The performance of the oplog responsiveness is comparable to a classic setup so no issues there. I assume you could create an oplog consolidator in another language too, but you may need to make similar changes if the driver is as pedantic as the C/C++ drivers (technically the C driver, but the C++ driver builds with it and thus gets affected by it’s picky nature).

Let me know if you need more details or the source for the C++ application and I’ll see if my firm if I can get cleared with releasing code. I’d also have to clean up the application so it doesn’t depend on our internal infrastructure and libraries.

Interesting to hear your way here.

Have you heard of using oplog-redis in combination with oplogtoredis?

The extension oplog-redis disables meteors internal tailing cursor and replaces it by a module which listens on channels in redis for changes on the database (one channel per collection, so you’ll only have to process changes of collections a client has a subscription on).

The downside for us was just that it now is Meteor informing Redis about the changes it does. So every change in the database requires an additional message to Redis. This is already done for changes from within your application, but you have to add it for other services. If you do not need to care about non-Meteor changes on your database, you should stop here.

Introducing oplogtoredis: This application, written in GO, has a tailing cursor on the oplog collection which transforms every entry of the oplog into a Redis message. This way your Meteor instance doesn’t need to report the changes twice, and you’re robust for outside changes. Sharding is not officially supported yet. It seems like just a small code change but would benefit from some testing ( Once solved, run one instance of oplogtoredis per mongodb shard.

Was this option known to you before writing your C/C++ application?

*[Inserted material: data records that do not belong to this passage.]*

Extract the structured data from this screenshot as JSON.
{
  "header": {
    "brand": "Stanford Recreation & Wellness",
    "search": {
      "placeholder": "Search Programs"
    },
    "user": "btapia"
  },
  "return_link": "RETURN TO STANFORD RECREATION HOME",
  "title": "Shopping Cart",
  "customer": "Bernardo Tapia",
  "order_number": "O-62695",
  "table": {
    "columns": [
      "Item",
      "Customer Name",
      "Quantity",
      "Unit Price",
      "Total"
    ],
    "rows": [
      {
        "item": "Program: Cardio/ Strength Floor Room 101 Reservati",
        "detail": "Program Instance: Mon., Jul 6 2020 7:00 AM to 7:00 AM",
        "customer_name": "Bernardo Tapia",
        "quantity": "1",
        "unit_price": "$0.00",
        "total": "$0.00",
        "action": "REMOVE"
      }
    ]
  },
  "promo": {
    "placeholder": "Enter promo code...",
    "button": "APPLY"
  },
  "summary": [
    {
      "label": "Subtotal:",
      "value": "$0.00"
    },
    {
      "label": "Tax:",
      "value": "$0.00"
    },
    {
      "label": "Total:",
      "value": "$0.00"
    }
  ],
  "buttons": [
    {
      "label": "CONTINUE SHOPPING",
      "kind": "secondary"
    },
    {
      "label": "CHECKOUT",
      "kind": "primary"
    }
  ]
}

If yes, what benefit did you see to write your application?
To me your solution sounds quite similar to what I provided but has the disadvantage, that every Meteor application still has to process every message in the oplog, even though no web-client has a publication open on the collection the change origins from.

I saw that there was a solution that used redis, but I wanted to avoid introducing another technology to our infrastructure if possible as we have a small team that manages a lot of infrastructure. In our setup we have two Mongo clusters and they’re organized in a way so the Mongo cluster that has all the data requiring reactivity has the oplog configured and the other Mongo cluster that doesn’t require reactivity has the oplog disabled. In most scenarios the Meteor application would typically be subscribed to all the reactive collections regardless, so I’m not entirely concerned about isolating collections into channels. If anything I would want some intelligent way to detect and manage bursts in our reactive data set. This is something we could potentially augment into our oplog_consolidator in the future. Since we’re all C++ developers it would be easier for us to do it this way rather than learning GO.

Thanks for the heads up though. I also think your solution would be great for a lot of other people in the community… especially for people using managed solutions for Mongo.